Tattoo Safety Kipnuk, Alaska 99614

Tattoos: No Security Regulations in Kipnuk, AK

Are tattoos safe? The FDA controls the inks in tattoos, however the real practice of tattooing is managed by local jurisdictions, such as cities and counties. That means there is no standardized certification for those doing the tattooing or a general governing body monitoring the health and safety of tattoo parlors.

How Safe Is Your Tattoo Ink?

Before you get that dolphin tattooed on your ankle or “Mommy” on your bicep, be warned: The ink used in tattoos may be harmful– even years later on. A new report has raised questions about the security of tattoo inks used in Europe, the majority of which are imported from the United States. The inks have been discovered to contain harmful chemicals, including carcinogens. The report, from the European Commission’s Joint Research Centre, also recognized heavy metals such as arsenic, lead, and nickel, preservatives, organic substances, germs, and other potentially harmful substances in the inks. It calls for a thorough review of tattoo inks in use throughout the European Union, and it highlights the need for rigorous guideline of the inks, which are also utilized for permanent makeup. After the report was launched, the company asked the European Chemicals Firm (ECHA) to look further into tattoo ink safety.

If you’ve ever itched for ink– to use a permanent mark of love or nostalgia or Dave Matthews Band lyrics– we’ve set you up with a guide to ensure it happens healthfully.

Getting Tattooed? Your Guide to Tattoo Safety in Kipnuk, Alaska 99614

Initially, figure out if this is actually something you want to do. “You must feel so highly about [a tattoo] that you’re restless without it,” states Scott Campbell, a Brooklyn-based tattoo artist who’s inked folks like Penelope Cruz, Josh Hartnett, and Orlando Bloom. “If you have to decide of ‘should I, or shouldn’t I’– you shouldn’t.”.

Feel in your heart and unsullied skin that you need a tattoo? Then do not go to simply any tattoo artist. If you see somebody with a tattoo you like, ask which artist gave it to her, Campbell states. Or search online for neighboring tattoo studios and dig deep into the artists’ portfolios.

Should I be concerned about risky practices, or the tattoo ink itself?

Both. While you can get serious infections from unclean practices and equipment that isn’t really sterile, infections can likewise arise from ink that was infected with bacteria or mold. Using non-sterile water to water down the pigments (active ingredients that include color) is a typical offender, although not the only one.
There’s no foolproof way to inform if the ink is safe. An ink can be contaminated even if the container is sealed or the label states the product is sterile.

What is in tattoo ink?

Published research study has reported that some inks include pigments used in printer toner or in automobile paint. FDA has not authorized any pigments for injection into the skin for cosmetic functions.
FDA reviews reports of adverse reactions or infections from customers and doctor. We might find out about break outs from the state authorities who manage tattoo parlors.

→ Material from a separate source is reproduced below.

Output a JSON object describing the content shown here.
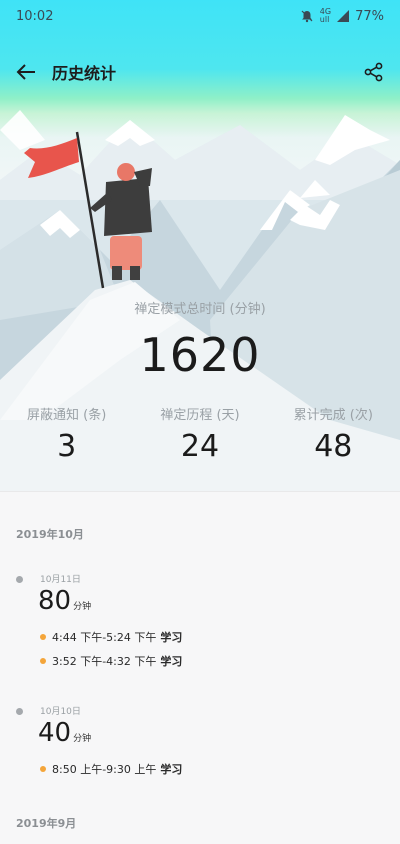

The health threats in 99614.

However as tattooing has spread, so have the associated health threats– skin infections, allergies, and blood-borne diseases. Recently in Rochester, N.Y., 19 clients of a tattoo parlor were infected with the organism Mycobacterium chelonae, which triggers a rash and bumps on the skin; left neglected, the bacteria can infect the lungs. The tattooing was carried out utilizing premixed gray ink, produced in Arizona, that had been polluted prior to distribution, according to a New England Journal of Medication report. And break outs of MRSA (Methicillin-resistant staphylococcus aureus) skin infections from commercially obtained tattoos have also been reported.

State and regional authorities oversee tattoo practices, which vary considerably throughout the country. There is no standard policy for training or licensing, and essentially no requirements for evaluation, record-keeping, or informed approval. Although a lot of states have laws prohibiting minors from getting tattoos, many teenagers however discover them easy to get.


And practically anybody can set up a tattoo shingle. For instance, in New York City, where tattoo parlors are not accredited, a tattooist can get a specialist’s license after simply paying some fees and passing a three-hour infection control course.

Risks.

Whenever you’re injecting a compound into your skin, there’s a threat of infection. Some dangers consist of hepatitis, staph, or warts. Using unsterilized tools such as needles, weapons or ink can cause infection, so you’ll want to make sure that your tattoo artist is following safety rules (see listed below) to keep you healthy and infection totally free. This risk of infection is why the American Association of Blood Banks needs an one-year wait to give blood after you get your tattoo. The first week after is the most crucial time to take all the preventative measures suggested to guard against infection.